Because of the heavy intersection between mobile devices, desktop clients, and a new breed of connected hardware out of the Internet of Things, the demand for a new class of authentication and authorization technology is on the rise. This chapter covers upcoming standards such as FIDO that enable covering multiple form factors and are able to scale beyond software-based authentication technology.
Next to regular authentication and authorization scenarios, device and browser fingerprinting allows for a more passive way to identify users across a big target group. Applications like Am I Unique? are broadly available and can leverage many factors in order to determine whether a user is unique.
When performing device and browser fingerprinting, the user is usually tested against some very general and broad factors—such as the device’s platform, the current browser, or whether cookies are enabled on the device—and then against more granular and subtle determinants, like the device’s resolution, time zone, the browser’s enabled plug-ins, or user agent.
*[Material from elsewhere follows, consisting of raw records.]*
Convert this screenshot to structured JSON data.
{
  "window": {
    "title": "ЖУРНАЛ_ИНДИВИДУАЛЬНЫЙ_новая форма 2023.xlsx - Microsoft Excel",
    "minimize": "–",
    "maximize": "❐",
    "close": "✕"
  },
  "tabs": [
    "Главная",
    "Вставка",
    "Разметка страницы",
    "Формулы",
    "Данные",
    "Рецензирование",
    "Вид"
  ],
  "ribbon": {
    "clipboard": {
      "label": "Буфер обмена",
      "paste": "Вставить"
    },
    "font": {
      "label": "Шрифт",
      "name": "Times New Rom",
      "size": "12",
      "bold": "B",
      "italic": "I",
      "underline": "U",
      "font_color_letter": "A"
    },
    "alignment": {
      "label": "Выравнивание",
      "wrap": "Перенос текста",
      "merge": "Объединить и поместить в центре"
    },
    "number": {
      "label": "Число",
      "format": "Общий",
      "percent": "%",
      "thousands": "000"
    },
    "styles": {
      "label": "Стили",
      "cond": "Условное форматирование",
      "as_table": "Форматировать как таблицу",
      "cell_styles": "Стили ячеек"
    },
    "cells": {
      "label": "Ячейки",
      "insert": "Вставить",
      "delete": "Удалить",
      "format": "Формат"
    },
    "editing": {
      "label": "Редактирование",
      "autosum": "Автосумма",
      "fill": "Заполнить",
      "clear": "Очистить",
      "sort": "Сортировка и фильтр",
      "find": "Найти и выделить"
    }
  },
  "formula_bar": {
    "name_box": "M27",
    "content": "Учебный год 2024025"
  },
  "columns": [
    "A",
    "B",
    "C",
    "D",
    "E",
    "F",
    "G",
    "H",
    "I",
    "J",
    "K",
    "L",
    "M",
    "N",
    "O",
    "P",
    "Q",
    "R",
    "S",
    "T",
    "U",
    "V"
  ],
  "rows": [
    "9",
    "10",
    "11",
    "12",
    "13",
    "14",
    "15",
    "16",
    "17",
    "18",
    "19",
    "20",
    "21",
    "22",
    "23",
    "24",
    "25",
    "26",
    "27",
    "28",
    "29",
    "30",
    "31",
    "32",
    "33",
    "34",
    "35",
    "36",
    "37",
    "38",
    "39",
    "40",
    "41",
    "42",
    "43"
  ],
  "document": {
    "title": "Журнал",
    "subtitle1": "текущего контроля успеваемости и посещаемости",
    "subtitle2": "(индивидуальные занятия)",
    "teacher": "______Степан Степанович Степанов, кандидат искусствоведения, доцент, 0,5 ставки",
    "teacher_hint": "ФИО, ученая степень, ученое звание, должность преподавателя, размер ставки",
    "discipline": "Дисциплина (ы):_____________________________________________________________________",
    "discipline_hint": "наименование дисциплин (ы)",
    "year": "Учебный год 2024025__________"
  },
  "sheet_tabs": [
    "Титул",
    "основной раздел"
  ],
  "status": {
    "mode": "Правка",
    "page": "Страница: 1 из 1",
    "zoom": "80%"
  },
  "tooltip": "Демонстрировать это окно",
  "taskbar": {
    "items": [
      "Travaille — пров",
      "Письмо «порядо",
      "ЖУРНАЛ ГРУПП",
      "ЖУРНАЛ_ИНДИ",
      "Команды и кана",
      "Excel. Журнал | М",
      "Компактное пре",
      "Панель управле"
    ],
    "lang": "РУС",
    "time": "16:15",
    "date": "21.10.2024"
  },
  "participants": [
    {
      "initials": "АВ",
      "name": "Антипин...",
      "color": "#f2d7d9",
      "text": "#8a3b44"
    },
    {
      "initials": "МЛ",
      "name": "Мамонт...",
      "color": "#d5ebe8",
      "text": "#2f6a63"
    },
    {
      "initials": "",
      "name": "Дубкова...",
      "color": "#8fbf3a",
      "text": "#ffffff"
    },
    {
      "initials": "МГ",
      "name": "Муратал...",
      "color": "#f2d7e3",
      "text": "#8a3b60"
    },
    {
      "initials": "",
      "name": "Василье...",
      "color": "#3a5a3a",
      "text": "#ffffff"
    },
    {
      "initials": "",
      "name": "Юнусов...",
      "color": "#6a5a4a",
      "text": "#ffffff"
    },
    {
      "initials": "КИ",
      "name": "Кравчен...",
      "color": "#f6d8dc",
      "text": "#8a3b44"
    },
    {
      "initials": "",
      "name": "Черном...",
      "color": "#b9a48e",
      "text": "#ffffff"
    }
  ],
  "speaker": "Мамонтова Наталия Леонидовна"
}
When Flash is enabled, services like Am I Unique? or Panopticlick are even able to obtain a list of currently installed fonts.
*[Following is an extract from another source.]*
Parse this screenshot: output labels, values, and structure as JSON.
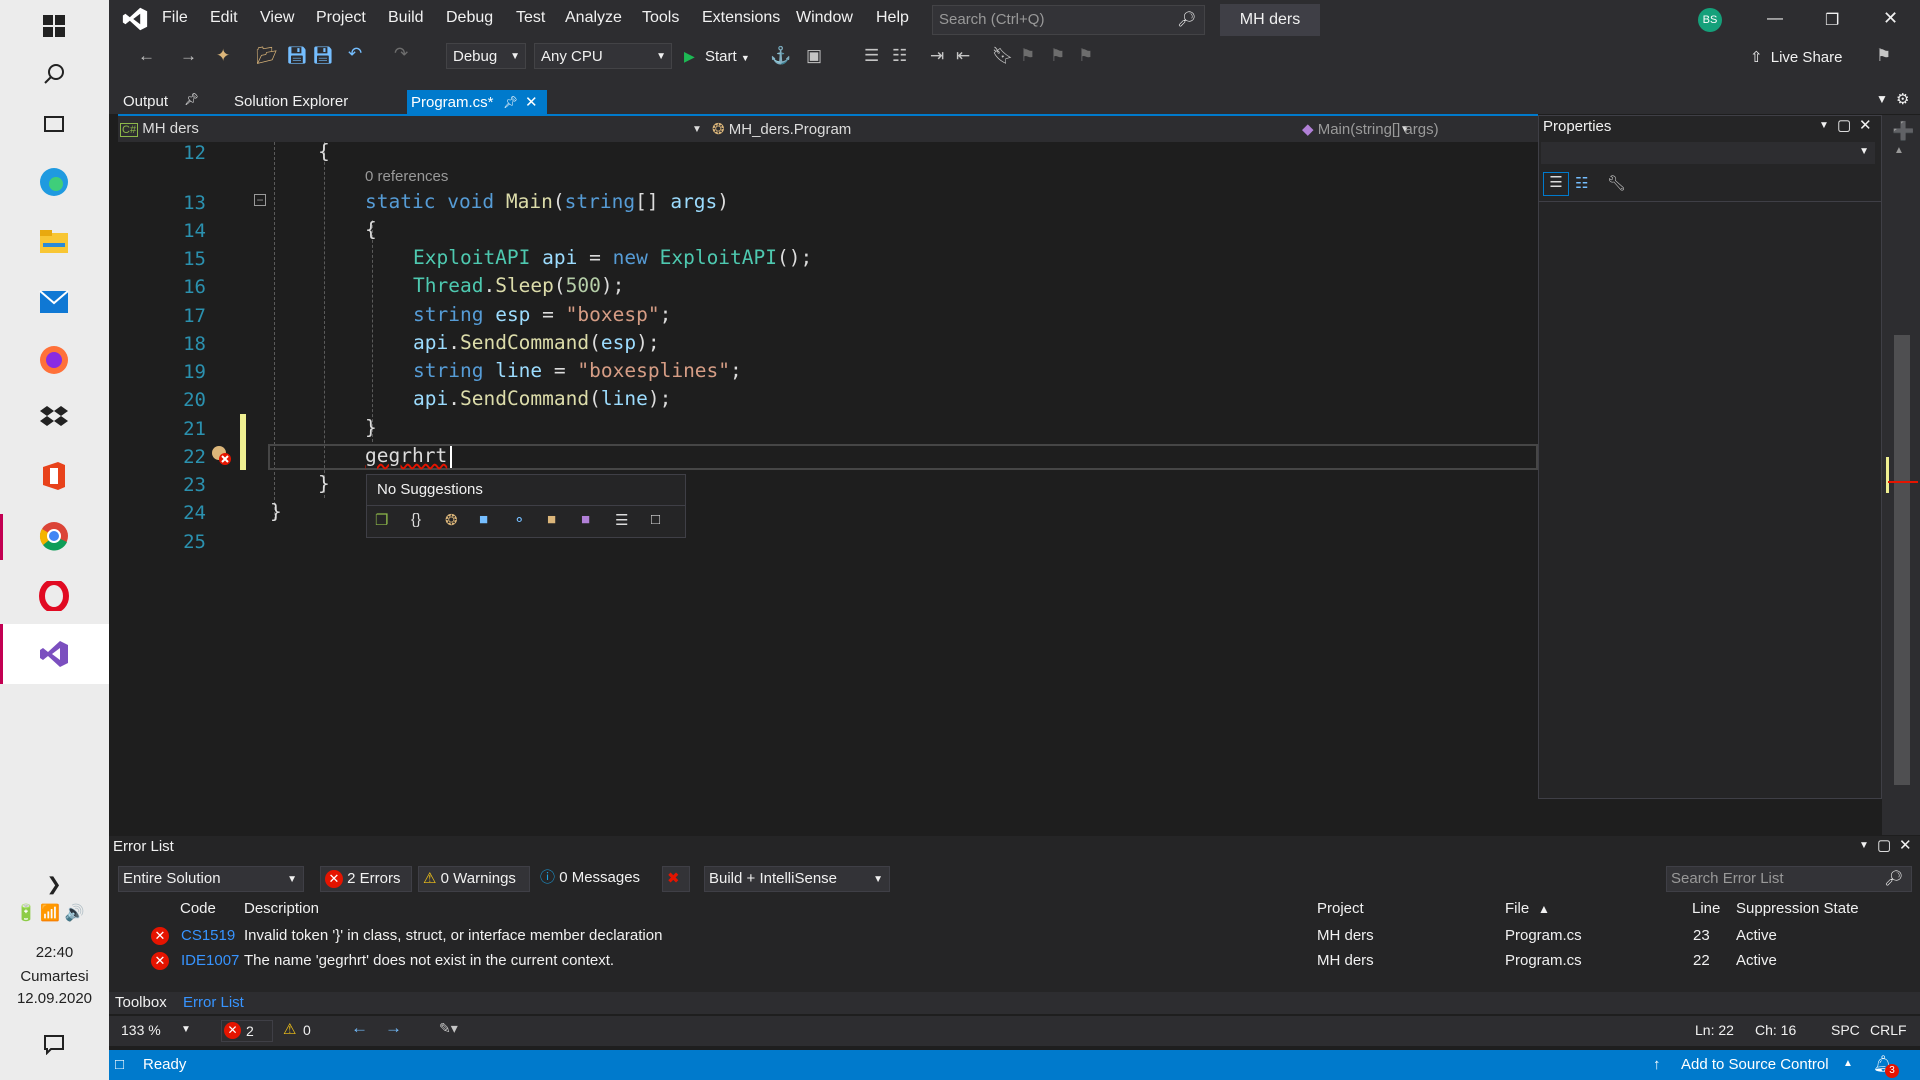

Eight factors can be concatenated and lead to a browser’s fingerprint (Table 5-1).